Stanley, C.J. and William Burkitt, J.
1. We think that the view expressed by the learned Subordinate Judge is correct. There is no doubt that in appointing the mother of the minors as their guardian ad litem when there was already a certificated guardian, the Court acted in violation of the provisions of Section 443 of the Code of Civil Procedure. That section provides that where an authority competent to appoint a guardian was appointed or declared a guardian or guardians of the person or property or both of the minor, the Court shall appoint him guardian ad litem, unless it considers for reasons to be recorded by it that some other person ought to be so appointed. It does not appear in this case that the Court did consider that any person other than the certificated guardian ought to be appointed, for it is admitted that no reasons for the appointment of the mother as guardian were given in the order passed by the Court appointing her. In fact it would seem that the Court was ignorant of the fact that Jhunni Singh had already been appointed a certificated guardian. It is contended before us that the appointment of the mother was illegal, and that in consequence of this illegality the decree passed in the suit and the sale consequent upon the decree are nullities. We are not aware of any authority for such a proposition. We are disposed in the absence of authority to hold that the violation of the provisions of Section 443 by the Court is merely an irregularity and, as such, does not of itself vitiate either a decree passed in a suit or a sale consequent upon such decree.
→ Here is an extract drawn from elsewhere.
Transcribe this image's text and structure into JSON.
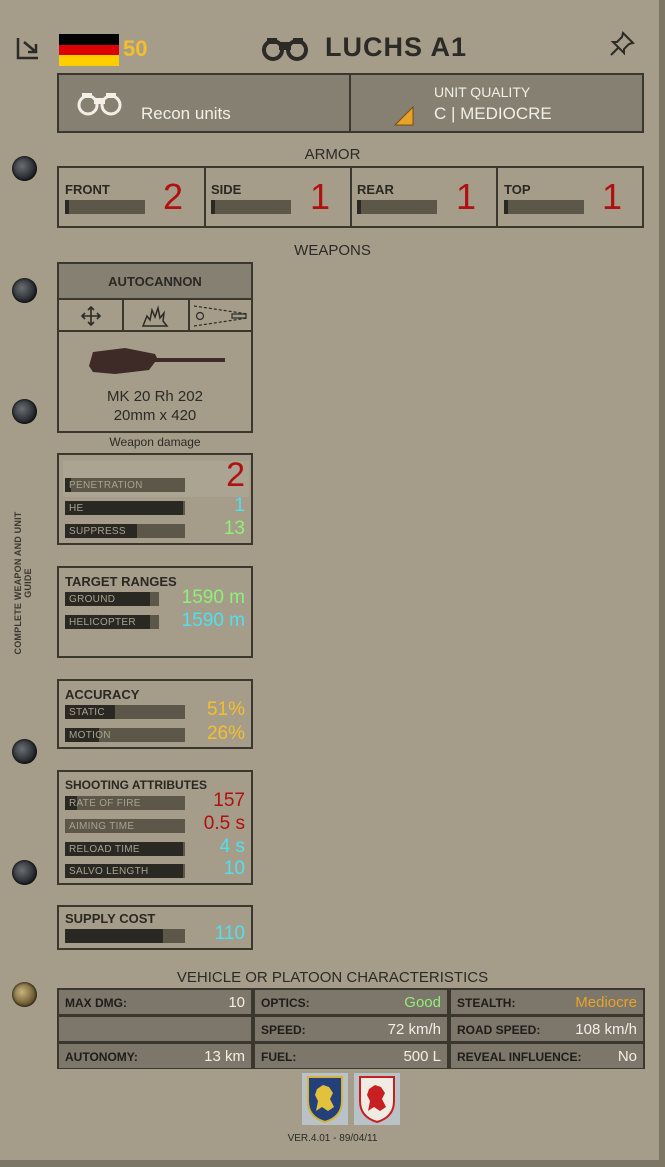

For these reasons we con-cur is the finding of the lower appellate Court and dismiss the appeal with costs.